Mental Health Professionals have identified different types of depression:
Major Depression is also known as Major depressive disorder (MDD). When a person is diagnosed with depression, their doctor is usually referring to MDD. People with MDD have had symptoms of sadness, low mood and disinterest consistently for two weeks or more. They may also exhibit low self-esteem or pain that doesn’t have a clear cause.
Persistent Depressive Disorder is characterized by low mood that is constant and long term, but not as severe as major depression.
Bipolar disorder used to be called Manic-depressive disorder or Manic-Depression. It is characterized by mood swings from extreme sadness (depression) to emotional highs (mania). These dramatic fluctuations in mood can happen suddenly or come on gradually and often interfere with a person’s ability to function in his or her work and personal life.
Premenstrual Dysphoric Disorder (PMDD) occurs when a woman experiences symptoms of depression, irritability and stress just before her period.
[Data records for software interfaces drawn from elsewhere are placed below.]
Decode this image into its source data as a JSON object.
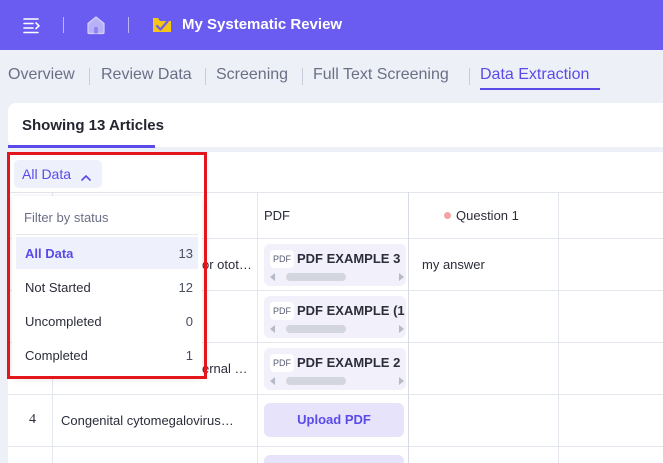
{
  "header": {
    "project_title": "My Systematic Review",
    "bar_color": "#6a5cf0",
    "icons": [
      "menu-collapse-icon",
      "home-icon",
      "project-icon"
    ]
  },
  "tabs": [
    {
      "label": "Overview",
      "active": false
    },
    {
      "label": "Review Data",
      "active": false
    },
    {
      "label": "Screening",
      "active": false
    },
    {
      "label": "Full Text Screening",
      "active": false
    },
    {
      "label": "Data Extraction",
      "active": true
    }
  ],
  "summary": {
    "showing_label": "Showing 13 Articles"
  },
  "filter": {
    "button_label": "All Data",
    "heading": "Filter by status",
    "options": [
      {
        "label": "All Data",
        "count": "13",
        "selected": true
      },
      {
        "label": "Not Started",
        "count": "12",
        "selected": false
      },
      {
        "label": "Uncompleted",
        "count": "0",
        "selected": false
      },
      {
        "label": "Completed",
        "count": "1",
        "selected": false
      }
    ]
  },
  "table": {
    "columns": {
      "pdf": "PDF",
      "question": "Question 1"
    },
    "rows": [
      {
        "title_fragment": "or otot…",
        "pdf": "PDF EXAMPLE 3",
        "answer": "my answer"
      },
      {
        "title_fragment": "",
        "pdf": "PDF EXAMPLE (1",
        "answer": ""
      },
      {
        "title_fragment": "ernal …",
        "pdf": "PDF EXAMPLE 2",
        "answer": ""
      },
      {
        "number": "4",
        "title": "Congenital cytomegalovirus…",
        "upload_label": "Upload PDF"
      }
    ],
    "pdf_badge": "PDF"
  },
  "colors": {
    "accent": "#5a4be8",
    "highlight": "#e3161b",
    "status_dot": "#f2a3a3"
  }
}
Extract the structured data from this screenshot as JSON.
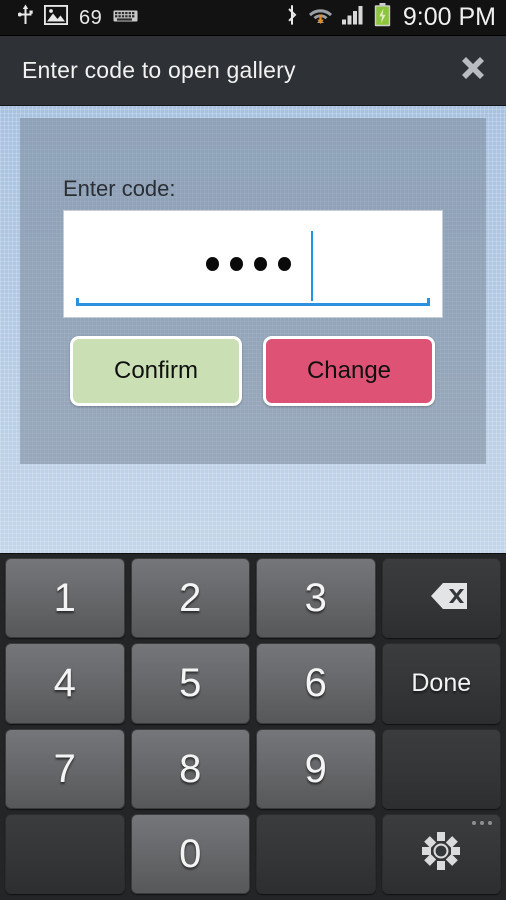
{
  "status_bar": {
    "left_icons": [
      "usb-icon",
      "gallery-image-icon",
      "keyboard-icon"
    ],
    "notification_count": "69",
    "right_icons": [
      "bluetooth-icon",
      "wifi-icon",
      "signal-icon",
      "battery-charging-icon"
    ],
    "clock": "9:00 PM"
  },
  "title_bar": {
    "title": "Enter code to open gallery",
    "close_icon": "close-icon"
  },
  "dialog": {
    "label": "Enter code:",
    "input": {
      "value": "••••",
      "masked_char_count": 4,
      "placeholder": "",
      "cursor_visible": true
    },
    "buttons": {
      "confirm": "Confirm",
      "change": "Change"
    }
  },
  "keyboard": {
    "rows": [
      [
        {
          "label": "1",
          "type": "num",
          "name": "key-1"
        },
        {
          "label": "2",
          "type": "num",
          "name": "key-2"
        },
        {
          "label": "3",
          "type": "num",
          "name": "key-3"
        },
        {
          "label": "",
          "type": "fn",
          "name": "key-backspace",
          "icon": "backspace-icon"
        }
      ],
      [
        {
          "label": "4",
          "type": "num",
          "name": "key-4"
        },
        {
          "label": "5",
          "type": "num",
          "name": "key-5"
        },
        {
          "label": "6",
          "type": "num",
          "name": "key-6"
        },
        {
          "label": "Done",
          "type": "fn",
          "name": "key-done"
        }
      ],
      [
        {
          "label": "7",
          "type": "num",
          "name": "key-7"
        },
        {
          "label": "8",
          "type": "num",
          "name": "key-8"
        },
        {
          "label": "9",
          "type": "num",
          "name": "key-9"
        },
        {
          "label": "",
          "type": "blank",
          "name": "key-blank-1"
        }
      ],
      [
        {
          "label": "",
          "type": "blank",
          "name": "key-blank-2"
        },
        {
          "label": "0",
          "type": "num",
          "name": "key-0"
        },
        {
          "label": "",
          "type": "blank",
          "name": "key-blank-3"
        },
        {
          "label": "",
          "type": "fn",
          "name": "key-settings",
          "icon": "gear-icon"
        }
      ]
    ]
  },
  "colors": {
    "confirm_button": "#cadfb4",
    "change_button": "#dd5275",
    "accent_underline": "#2c92df",
    "title_bar": "#2e3135",
    "keyboard_bg": "#232527",
    "battery_green": "#8cc63f"
  }
}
While these can be common symptoms of premenstrual syndrome (PMS), PMDD is much more severe.
Peripartum or postpartum depression (PPD) occurs just after childbirth when a woman experiences debilitating symptoms of depression, low energy, anxiety, irritability, crying spells and/or changes in sleeping and eating patterns. Many women do experience some symptoms of hormonal upheaval after giving birth, but PPD is suspected when these symptoms are severe and last longer than two weeks.
Atypical depression is also called depression with atypical symptoms. These symptoms may include increased appetite, weight gain, sleepiness, or a feeling of heaviness in the arms and legs. People with atypical depression may feel rejected, be easily offended, and at times feel that life isn’t worth living. Their mood may also fluctuate easily in response to their environment.
Ketamine treatment depression
Gerard Sanacora, Ph.D., M.D., Director, Yale Depression Research Program
Dr. Kevin Lally, Lead Study Author, National Institute of Mental Health